• **Records supplied**

>>>>>

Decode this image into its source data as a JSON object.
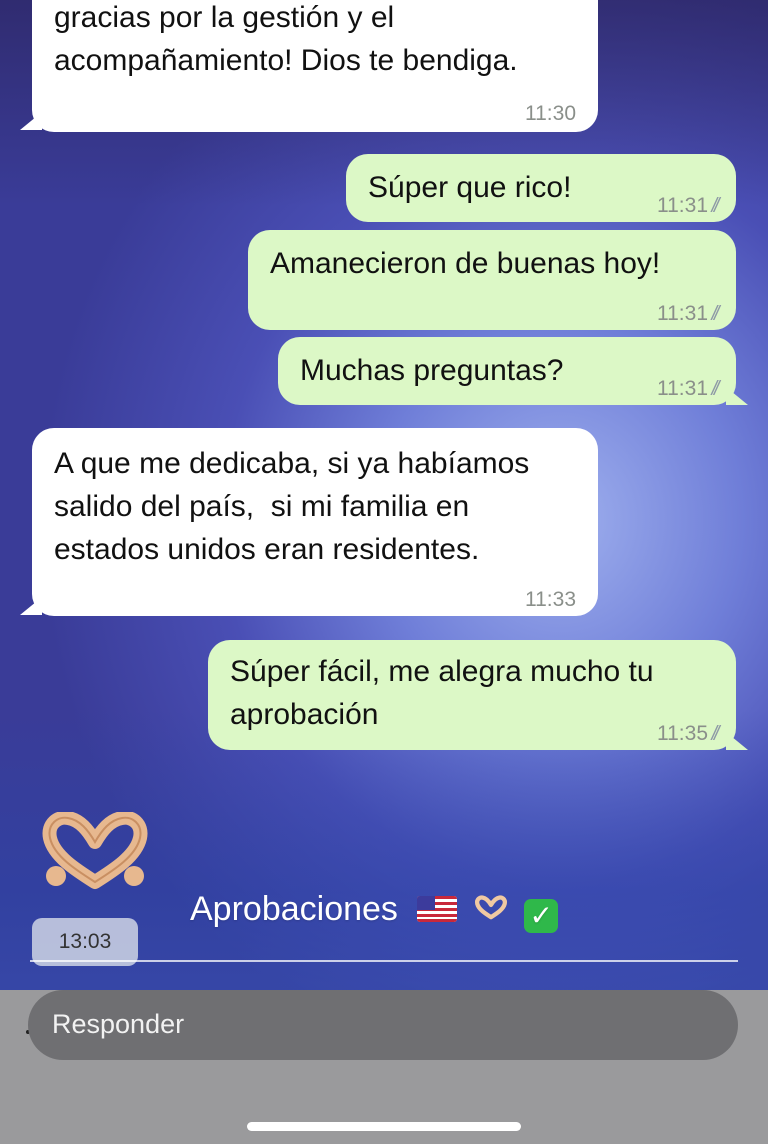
{
  "messages": [
    {
      "dir": "in",
      "text": "gracias por la gestión y el\nacompañamiento! Dios te bendiga.",
      "time": "11:30"
    },
    {
      "dir": "out",
      "text": "Súper que rico!",
      "time": "11:31"
    },
    {
      "dir": "out",
      "text": "Amanecieron de buenas hoy!",
      "time": "11:31"
    },
    {
      "dir": "out",
      "text": "Muchas preguntas?",
      "time": "11:31"
    },
    {
      "dir": "in",
      "text": "A que me dedicaba, si ya habíamos\nsalido del país,  si mi familia en\nestados unidos eran residentes.",
      "time": "11:33"
    },
    {
      "dir": "out",
      "text": "Súper fácil, me alegra mucho tu\naprobación",
      "time": "11:35"
    }
  ],
  "sticker": {
    "icon": "heart-hands-icon",
    "time": "13:03"
  },
  "caption": {
    "text": "Aprobaciones",
    "flag_icon": "us-flag-icon",
    "hands_icon": "heart-hands-icon",
    "check_icon": "check-mark-icon"
  },
  "reply": {
    "placeholder": "Responder"
  },
  "colors": {
    "incoming": "#ffffff",
    "outgoing": "#dcf8c6",
    "ticks": "#8e9aa6"
  }
}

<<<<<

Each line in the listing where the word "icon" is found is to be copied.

• **Response area**
    "icon": "heart-hands-icon",
    "flag_icon": "us-flag-icon",
    "hands_icon": "heart-hands-icon",
    "check_icon": "check-mark-icon"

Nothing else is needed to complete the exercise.